Often, for simplicity's sake, developers and IT staff like to put one application on one server. This enables people to say things like, "That's the database server." Sometimes there are good reasons for the one application, one server rule. Often, there is no real reason, and several applications could live quite efficiently together. Consequently, consolidating applications, usually along with the data, is (or should be) part of the server consolidation process.
This is not necessarily easy. Reconfiguring applications and data requires great attention to detail. Security, access rights, performance, storage management, and maintenance are just some of the issues that must be resolved. To give you a flavor of the subtleties in server consolidation, consider licensing. Common sense says that by running fewer copies of an application there is licensing money to be saved. However, that depends on how a vendor prices its licenses. With per-seat pricing, costs will not change because the number of users will remain the same. Pricing by size or number of processors may not change much either, since consolidation typically involves fewer but larger servers. Some vendors will bargain. Whatever the situation, this is just one area of consolidation that requires thought and care.
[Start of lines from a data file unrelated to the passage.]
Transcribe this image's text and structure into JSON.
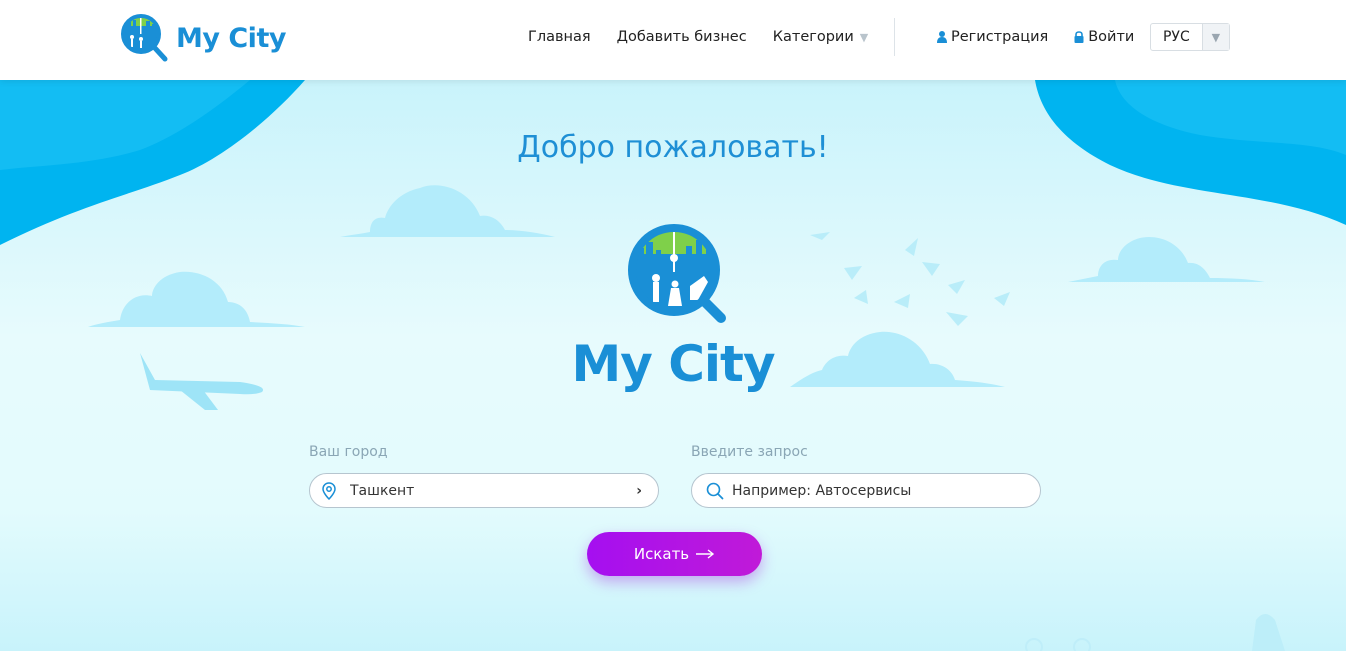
{
  "brand": {
    "name": "My City"
  },
  "nav": {
    "home": "Главная",
    "add_business": "Добавить бизнес",
    "categories": "Категории",
    "register": "Регистрация",
    "login": "Войти",
    "language": "РУС"
  },
  "hero": {
    "welcome": "Добро пожаловать!",
    "logo_title": "My City"
  },
  "search": {
    "city_label": "Ваш город",
    "city_value": "Ташкент",
    "query_label": "Введите запрос",
    "query_placeholder": "Например: Автосервисы",
    "button_label": "Искать"
  },
  "colors": {
    "brand_blue": "#1a8fd6",
    "accent_purple": "#a50ff0",
    "hero_blue": "#00b4f0",
    "cloud": "#b3ecfb"
  },
  "icons": [
    "my-city-logo-icon",
    "chevron-down-icon",
    "person-icon",
    "lock-icon",
    "map-pin-icon",
    "chevron-right-icon",
    "search-icon",
    "arrow-right-icon",
    "airplane-icon",
    "bird-icon",
    "cloud-icon"
  ]
}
Just as the best advice for buying hardware is usually, "choose the software you need and then pick the hardware to run it," applications and data should usually drive server consolidation. By evaluating what impact consolidation will have on the software, you'll get a better picture of costs and be forced to think about the larger philosophical issues, like decentralization vs. centralization, and PC vs. mainframe.
There are some interesting arguments (most of which are old), but in practice most enterprises live in the zone that centralizes some applications and decentralizes others. The important thing is to look at how the servers are being used on a case-by-case basis before making decisions about centralization and rationalization.
If there is one theme that emerges from successful server consolidation projects, it's specificity. Hand waving like, "just get rid of a hundred servers and we'll save a ton of money," must be replaced by careful inventories of server resources, analysis of communications, software dependencies, data management, storage requirements, and staffing. Since server consolidation most often takes place at the enterprise level, such considerations require much work and expertise.
If you choose to go ahead with consolidation, then planning and implementation are equally demanding. An enterprise obviously doesn't just switch off 300 servers and turn on 100 others, especially if mission-critical software is running on them.
If you can afford it, there are plenty of consulting services available. From IBM, to Sun Microsystems, to an organization down the street, there is no shortage of people with more or less expertise in server consolidation. How effective this support can be depends on what kind of the expertise is available, and whether it stems from common sense or the black arts.
In general, many hardware vendors are happy to perform server consolidation consulting, albeit with a certain bias.
Before bravely moving forward with server consolidation plans, and before sitting down to determine return on investment and total cost of ownership, it is important to take a broad view.
What will be the consequences of consolidation if the company grows rapidly (or shrinks)? Will consolidation favor mergers and acquisitions? What about future technology?
Consider these magic words: Web services. Does the rise of Web services signal another round of distributed computing and decentralization? It's possible. While server consolidation is essentially a single enterprise's concern, it takes place in a world of computing where change has to be part of the consideration.
A server consolidation project is not one of the easier endeavors an enterprise can undertake. Yet server consolidation and the rationalization of other systems that often go with it can do wonders for a company.
This article was originally published on Thursday Jun 13th 2002